DDR3-1333 Speed and Latency Shootout

Super Talent PC3-10600 CL8

With a model name that actually means something and a brand known for extreme overclocking capabilities, Super Talent's part number W1333UX2G8 2x 1 GB dual-channel kit is an easy choice even before we consider whether or not it's the "best" choice.

This is the same brand that rushed DDR3-1600 modules capable of overclocking beyond a 2 GHz data rate into the market before most competitors had even produced DDR3-1333. On the other hand, medium rated timings of 8-8-8-18 at an extra-high 1.80 volts instills far less enthusiasm for these "mid-speed" parts. Only testing will prove whether or not these can live up to Super Talent's great overclocking reputation.

Super Talent's SPD table doesn't include any DDR3-1333 (667 MHz clock speed) value, and the modules are instead electronically labeled as DDR3-1066 parts. This means that most systems will automatically configure DDR3-1066 values.

Super Talent is the only brand in this comparison to provide Intel XMP SPD extensions, which work like EPP (Enhanced Performance Profiles) familiar to DDR2 enthusiasts by allowing select boards to automatically configure higher-than-standard voltage for an overclocked setting. In this case, Super Talent allows its DDR3-1333 to be automatically overclocked to DDR3-1600 at an incredibly high 2.00 volts.

Thomas Soderstrom
Thomas Soderstrom is a Senior Staff Editor at Tom's Hardware US. He tests and reviews cases, cooling, memory and motherboards.
  • dv8silencer
    I have a question: on your page 3 where you discuss the memory myth you do some calculations:

    "Because cycle time is the inverse of clock speed (1/2 of DDR data rates), the DDR-333 reference clock cycled every six nanoseconds, DDR2-667 every three nanoseconds and DDR3-1333 every 1.5 nanoseconds. Latency is measured in clock cycles, and two 6ns cycles occur in the same time as four 3ns cycles or eight 1.5ns cycles. If you still have your doubts, do the math!"

    Based off of the cycle-based latencies of the DDR-333 (CAS 2), DDR2-667 (CAS 4), and DDR3-1333 (CAS8), and their frequences, you come to the conclusion that each of the memory types will retrieve memory in the same amount of time. The higher CAS's are offset by the frequences of the higher technologies so that even though the DDR2 and DDR3 take more cycles, they also go through more cycles per unit time than DDR. How is it then, that DDR2 and DDR3 technologies are "better" and provide more bandwidth if they provide data in the same amount of time?
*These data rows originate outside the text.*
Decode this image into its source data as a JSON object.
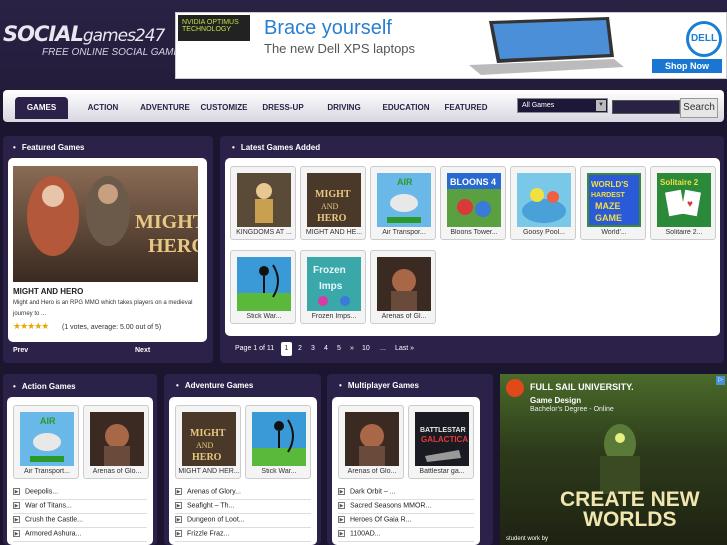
{
  "header": {
    "logo_main": "SOCIAL",
    "logo_suffix": "games247",
    "tagline": "FREE ONLINE SOCIAL GAMES"
  },
  "ad_top": {
    "badge": "NVIDIA OPTIMUS TECHNOLOGY",
    "headline": "Brace yourself",
    "subline": "The new Dell XPS laptops",
    "brand": "DELL",
    "cta": "Shop Now"
  },
  "nav": {
    "items": [
      "GAMES",
      "ACTION",
      "ADVENTURE",
      "CUSTOMIZE",
      "DRESS-UP",
      "DRIVING",
      "EDUCATION",
      "FEATURED"
    ],
    "category_select": "All Games",
    "search_button": "Search"
  },
  "featured": {
    "title": "Featured Games",
    "game_title": "MIGHT AND HERO",
    "game_image_text": "MIGHT AND HERO",
    "description": "Might and Hero is an RPG MMO which takes players on a medieval journey to ...",
    "rating": 5.0,
    "rating_text": "(1 votes, average: 5.00 out of 5)",
    "prev": "Prev",
    "next": "Next"
  },
  "latest": {
    "title": "Latest Games Added",
    "games": [
      {
        "caption": "KINGDOMS AT ..."
      },
      {
        "caption": "MIGHT AND HE..."
      },
      {
        "caption": "Air Transpor..."
      },
      {
        "caption": "Bloons Tower..."
      },
      {
        "caption": "Goosy Pool..."
      },
      {
        "caption": "World'..."
      },
      {
        "caption": "Solitaire 2..."
      },
      {
        "caption": "Stick War..."
      },
      {
        "caption": "Frozen Imps..."
      },
      {
        "caption": "Arenas of Gl..."
      }
    ],
    "pager": {
      "label": "Page 1 of 11",
      "pages": [
        "1",
        "2",
        "3",
        "4",
        "5",
        "»",
        "10",
        "...",
        "Last »"
      ]
    }
  },
  "action": {
    "title": "Action Games",
    "games": [
      {
        "caption": "Air Transport..."
      },
      {
        "caption": "Arenas of Glo..."
      }
    ],
    "list": [
      "Deepolis...",
      "War of Titans...",
      "Crush the Castle...",
      "Armored Ashura..."
    ]
  },
  "adventure": {
    "title": "Adventure Games",
    "games": [
      {
        "caption": "MIGHT AND HER..."
      },
      {
        "caption": "Stick War..."
      }
    ],
    "list": [
      "Arenas of Glory...",
      "Seafight – Th...",
      "Dungeon of Loot...",
      "Frizzle Fraz..."
    ]
  },
  "multiplayer": {
    "title": "Multiplayer Games",
    "games": [
      {
        "caption": "Arenas of Glo..."
      },
      {
        "caption": "Battlestar ga..."
      }
    ],
    "list": [
      "Dark Orbit – ...",
      "Sacred Seasons MMOR...",
      "Heroes Of Gaia R...",
      "1100AD..."
    ]
  },
  "ad_side": {
    "brand": "FULL SAIL UNIVERSITY.",
    "program": "Game Design",
    "degree": "Bachelor's Degree - Online",
    "slogan_line1": "CREATE NEW",
    "slogan_line2": "WORLDS",
    "footer": "student work by"
  },
  "colors": {
    "background": "#1b1530",
    "panel": "#2c2148",
    "accent_blue": "#2a7fd0"
  }
}
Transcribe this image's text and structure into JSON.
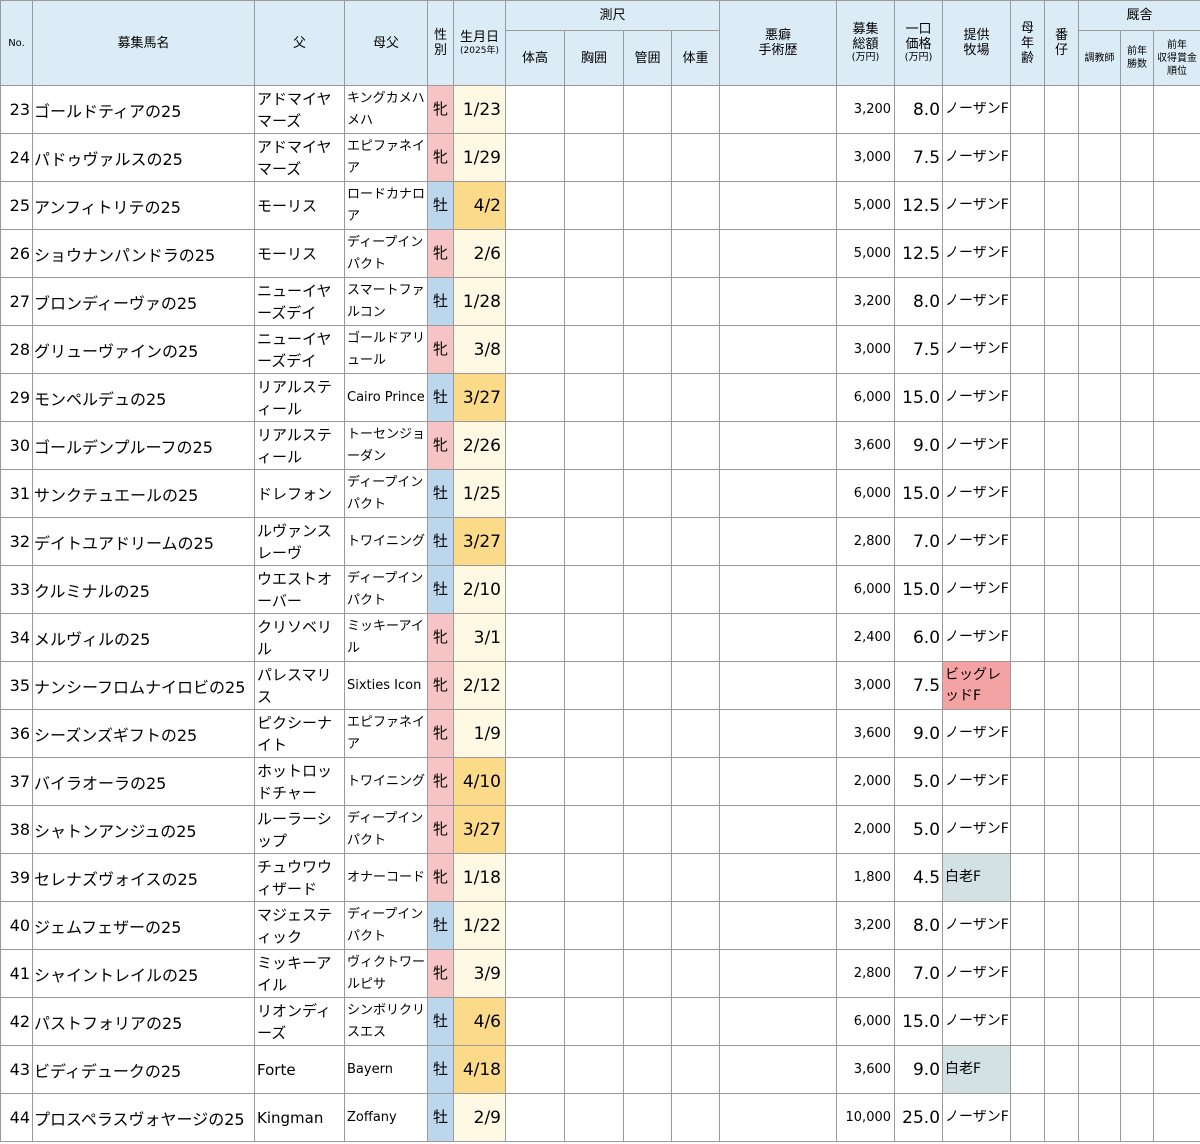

I do not know much about the technical details of how RAM works, and I have always had this question in mind.
  • Latency = How fast you can get to the "goodies"
    Bandwidth = Rate at which you can get the "goodies"
  • So, I have OCZ memory I can run stable at
    7-7-6-24-2t at 1333Mhz or
    9-9-9-24-2t at 1600Mhz
    This is FSB at 1600Mhz unlinked. Is there a method to calculate the best setting without running hours of benchmarks?
  • Sorry dude but you are underestimating the ReapearX modules,
    however hard I want to see what temperatures were other modules at
    a voltage of ~ 2.1v, does not mean that the platinum series is not performant but I saw a ReapearX which tended easy to 1.9v(EVP)940Mhz, that means nearly a DDR 1900, which is something, but in chapter of stability/temperature in hours of functioning, ReapearX beats them all.
  • All SDRAM (including DDR variants) works more or less the same, they are divided in banks, banks are divided in rows, and rows contain the data (as columns).
    First you issue a command to open a row (this is your latency), then in a row you can access any data you want at the rate of 1 datum per cycle with latency depending on pipelining.

    So for instance if you want to read 1 datum at address 0 it will take your CAS lat + 1 cycle.

    So for instance if you want to read 8 datums at address 0 it will take your CAS lat + 8 cycle.

    Since CPUs like to fill their cache lines with the next data that will probably be accessed they always read more than what you wanted anyway, so the extra throughput provided by higher clock speed helps.

    But if the CPU stalls waiting for RAM it is the latency that matters.
  • what is on pc3-10600s "s" ?